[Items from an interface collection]
Start of Block

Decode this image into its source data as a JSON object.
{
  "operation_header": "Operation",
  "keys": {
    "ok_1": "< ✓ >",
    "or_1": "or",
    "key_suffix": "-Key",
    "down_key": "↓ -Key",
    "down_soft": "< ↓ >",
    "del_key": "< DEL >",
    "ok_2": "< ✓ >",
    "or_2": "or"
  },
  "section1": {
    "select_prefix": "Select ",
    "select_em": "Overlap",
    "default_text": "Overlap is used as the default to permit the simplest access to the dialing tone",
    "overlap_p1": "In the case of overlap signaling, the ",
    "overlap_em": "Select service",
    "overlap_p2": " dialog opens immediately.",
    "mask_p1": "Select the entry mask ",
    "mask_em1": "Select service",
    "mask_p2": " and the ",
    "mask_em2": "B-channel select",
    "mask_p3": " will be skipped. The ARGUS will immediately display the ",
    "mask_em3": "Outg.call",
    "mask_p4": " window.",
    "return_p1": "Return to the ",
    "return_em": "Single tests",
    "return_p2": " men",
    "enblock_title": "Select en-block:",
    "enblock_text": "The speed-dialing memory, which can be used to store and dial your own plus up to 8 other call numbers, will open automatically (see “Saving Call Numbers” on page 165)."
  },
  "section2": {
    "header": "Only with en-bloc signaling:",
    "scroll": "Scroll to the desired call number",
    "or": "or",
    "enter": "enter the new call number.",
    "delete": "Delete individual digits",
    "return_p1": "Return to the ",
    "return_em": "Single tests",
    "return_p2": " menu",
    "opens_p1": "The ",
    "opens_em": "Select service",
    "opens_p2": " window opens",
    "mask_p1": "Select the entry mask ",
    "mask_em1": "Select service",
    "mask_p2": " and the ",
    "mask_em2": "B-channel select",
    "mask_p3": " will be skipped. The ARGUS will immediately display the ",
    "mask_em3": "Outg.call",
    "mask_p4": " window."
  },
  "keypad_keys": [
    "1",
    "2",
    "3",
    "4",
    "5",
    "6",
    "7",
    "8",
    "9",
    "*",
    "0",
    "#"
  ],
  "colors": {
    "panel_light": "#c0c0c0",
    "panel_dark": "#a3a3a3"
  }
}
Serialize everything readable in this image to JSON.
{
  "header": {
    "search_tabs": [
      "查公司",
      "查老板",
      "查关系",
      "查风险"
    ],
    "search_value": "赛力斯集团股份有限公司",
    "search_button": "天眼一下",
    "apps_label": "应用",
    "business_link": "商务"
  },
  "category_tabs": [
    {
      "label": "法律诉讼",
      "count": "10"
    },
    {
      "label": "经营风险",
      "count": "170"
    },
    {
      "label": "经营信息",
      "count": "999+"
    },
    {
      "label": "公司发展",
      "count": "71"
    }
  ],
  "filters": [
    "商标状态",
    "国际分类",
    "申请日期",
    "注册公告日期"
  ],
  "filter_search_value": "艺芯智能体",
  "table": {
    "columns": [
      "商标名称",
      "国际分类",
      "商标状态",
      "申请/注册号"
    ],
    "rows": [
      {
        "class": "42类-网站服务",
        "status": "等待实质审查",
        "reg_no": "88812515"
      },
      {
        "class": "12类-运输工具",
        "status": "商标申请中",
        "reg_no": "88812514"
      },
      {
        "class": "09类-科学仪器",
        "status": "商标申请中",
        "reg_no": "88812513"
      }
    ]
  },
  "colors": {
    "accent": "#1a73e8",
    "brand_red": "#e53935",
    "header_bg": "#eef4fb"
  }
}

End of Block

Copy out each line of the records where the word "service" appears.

    "overlap_em": "Select service",
    "mask_em1": "Select service",
    "opens_em": "Select service",
    "mask_em1": "Select service",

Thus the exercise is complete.